I’m trying to figure out what has happened to interest in woodworking. It struck me today while at the Mandarin Art Festival, a regular Easter visit for us. As I walked around I saw only two booths that had any wood art on display. Both were here last year, with one being a segmented turner;
and the other being a wooden toy maker.
There had been several more artists with wood in the past, so I wondered what was happening that there were only two this year.
I’ve talked to woodturning demonstrators that commiserate about the old days when they would head with their station wagon full of their work to an art show like this and sell out. I know that members of my woodturning club all have gray hair and that’s also pretty much true of our national association, the AAW, but what’s diminishing the interest in woodworking.

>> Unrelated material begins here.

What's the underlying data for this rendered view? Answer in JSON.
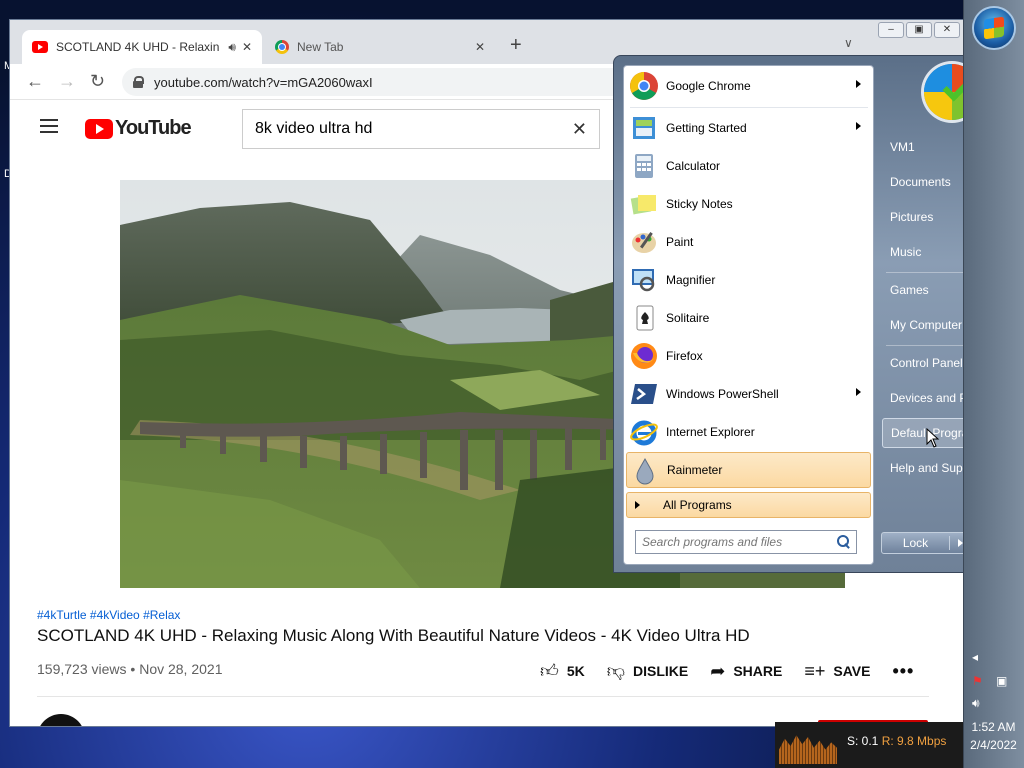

It then dawned on me that I’m seeing this same phenomenon happening at my local Barnes & Noble store. My wife and I go to their cafe for coffee a number of times a week and I would always grab a woodworking magazine off the rack to peruse while I had my mocha latte. Now all the rack space woodworking used to have has been taken over by “adult coloring books”.
Today there were only six woodworking magazines on the rack along with a dozen coloring books. I also remember the time when there were several shelves on woodworking books and B&N.
I headed over to take a look and realized that I could hardly find any. There were only nine books scatted amongst the other craft books.
I really don’t understand it. Is it just that, and this is a sexist thing to say, boys nowadays are more interested in video games and disposable possessions that building things? I’m singling out boys here because I see lots of girls very interested in knitting and crochet. Is it because of the fact that industrial arts has been virtually removed from all our schools? Is it the cost and space required to do good woodworking that’s at fault?
Maybe it’s all of these, but the changes in Barnes and Noble and the art fairs seem to have reached critical levels over just the last couple of years. I think it stems from the fact that kid’s don’t really know that they can make things rather than buy them. Once they get turned on to the fact they can make things, they seem genuinely delighted with that ability. The boys we teach at Safe Harbor each Friday and in the midst of turning a new chess set for the home and they’re all making Native American style flutes and have been truly amazed when they blow in one end and a beautiful sound comes out from the other.
Maybe we can save woodworking and other crafts just by letting young people know they can make things on their own and there are plenty of “mature” folks around that can teach them. As I have learned from the John C. Campbell Folkschool –